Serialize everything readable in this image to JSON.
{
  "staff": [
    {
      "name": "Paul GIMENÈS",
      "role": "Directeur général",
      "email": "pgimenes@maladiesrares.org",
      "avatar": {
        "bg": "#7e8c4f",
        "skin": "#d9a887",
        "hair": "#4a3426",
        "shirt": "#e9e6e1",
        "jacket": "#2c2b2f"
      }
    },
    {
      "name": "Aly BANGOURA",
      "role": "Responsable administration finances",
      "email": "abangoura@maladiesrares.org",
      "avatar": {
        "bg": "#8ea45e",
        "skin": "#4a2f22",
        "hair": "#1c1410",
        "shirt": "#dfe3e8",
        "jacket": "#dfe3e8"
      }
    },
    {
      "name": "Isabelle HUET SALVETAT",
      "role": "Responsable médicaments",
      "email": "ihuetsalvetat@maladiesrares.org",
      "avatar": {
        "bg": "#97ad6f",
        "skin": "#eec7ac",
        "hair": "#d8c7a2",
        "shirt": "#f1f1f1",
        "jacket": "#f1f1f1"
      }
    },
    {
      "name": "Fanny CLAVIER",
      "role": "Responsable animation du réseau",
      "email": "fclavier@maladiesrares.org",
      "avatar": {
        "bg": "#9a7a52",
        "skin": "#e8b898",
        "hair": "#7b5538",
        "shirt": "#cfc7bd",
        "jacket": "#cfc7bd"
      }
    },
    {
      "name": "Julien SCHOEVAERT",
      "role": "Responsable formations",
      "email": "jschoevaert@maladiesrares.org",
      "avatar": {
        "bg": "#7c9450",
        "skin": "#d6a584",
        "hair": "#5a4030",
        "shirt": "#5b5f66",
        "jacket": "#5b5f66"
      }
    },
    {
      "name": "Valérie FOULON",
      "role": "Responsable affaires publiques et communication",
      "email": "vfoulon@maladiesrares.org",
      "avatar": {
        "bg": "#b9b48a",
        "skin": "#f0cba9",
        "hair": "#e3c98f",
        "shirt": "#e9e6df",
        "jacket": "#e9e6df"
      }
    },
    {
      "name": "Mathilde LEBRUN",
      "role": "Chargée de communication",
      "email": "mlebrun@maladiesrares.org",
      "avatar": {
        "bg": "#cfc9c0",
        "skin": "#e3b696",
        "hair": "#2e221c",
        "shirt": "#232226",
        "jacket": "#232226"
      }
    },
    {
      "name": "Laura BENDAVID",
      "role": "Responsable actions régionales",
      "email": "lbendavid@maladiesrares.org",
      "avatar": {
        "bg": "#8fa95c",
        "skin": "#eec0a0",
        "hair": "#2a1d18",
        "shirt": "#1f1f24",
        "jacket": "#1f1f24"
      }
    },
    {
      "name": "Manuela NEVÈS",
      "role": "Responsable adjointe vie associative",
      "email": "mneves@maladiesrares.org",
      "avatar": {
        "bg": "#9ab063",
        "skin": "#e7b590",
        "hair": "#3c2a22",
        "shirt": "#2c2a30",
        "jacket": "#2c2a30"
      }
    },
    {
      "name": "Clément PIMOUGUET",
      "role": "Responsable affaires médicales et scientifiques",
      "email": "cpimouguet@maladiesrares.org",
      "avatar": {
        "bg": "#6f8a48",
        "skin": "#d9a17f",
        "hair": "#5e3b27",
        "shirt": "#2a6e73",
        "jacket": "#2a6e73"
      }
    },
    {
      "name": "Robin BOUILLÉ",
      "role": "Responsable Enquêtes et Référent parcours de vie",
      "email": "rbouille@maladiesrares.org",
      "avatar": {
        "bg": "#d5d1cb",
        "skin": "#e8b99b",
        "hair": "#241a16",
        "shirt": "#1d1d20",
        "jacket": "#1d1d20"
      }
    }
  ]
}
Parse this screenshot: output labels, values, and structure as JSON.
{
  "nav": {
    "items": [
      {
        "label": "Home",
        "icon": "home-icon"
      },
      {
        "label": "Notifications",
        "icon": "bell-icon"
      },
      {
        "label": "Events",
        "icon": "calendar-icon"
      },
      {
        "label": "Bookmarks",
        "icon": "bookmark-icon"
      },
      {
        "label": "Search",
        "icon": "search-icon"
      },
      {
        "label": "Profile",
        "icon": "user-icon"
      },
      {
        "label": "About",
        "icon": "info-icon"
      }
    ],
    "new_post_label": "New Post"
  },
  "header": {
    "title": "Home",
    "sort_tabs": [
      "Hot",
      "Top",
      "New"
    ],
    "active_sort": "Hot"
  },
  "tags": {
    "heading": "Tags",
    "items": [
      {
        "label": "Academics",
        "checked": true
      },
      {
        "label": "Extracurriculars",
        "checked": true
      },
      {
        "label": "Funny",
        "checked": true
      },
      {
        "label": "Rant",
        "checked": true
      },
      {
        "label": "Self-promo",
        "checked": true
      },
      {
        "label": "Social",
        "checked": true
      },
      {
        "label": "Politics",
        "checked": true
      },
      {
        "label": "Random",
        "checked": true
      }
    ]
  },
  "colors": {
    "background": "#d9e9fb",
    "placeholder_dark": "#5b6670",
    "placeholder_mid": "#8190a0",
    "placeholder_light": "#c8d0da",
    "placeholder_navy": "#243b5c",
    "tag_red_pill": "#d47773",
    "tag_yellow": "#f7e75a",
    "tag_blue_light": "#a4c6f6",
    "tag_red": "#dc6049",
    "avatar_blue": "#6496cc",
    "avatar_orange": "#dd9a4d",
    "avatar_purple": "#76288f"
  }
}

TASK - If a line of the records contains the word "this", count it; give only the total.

COMPLETED TASK - 2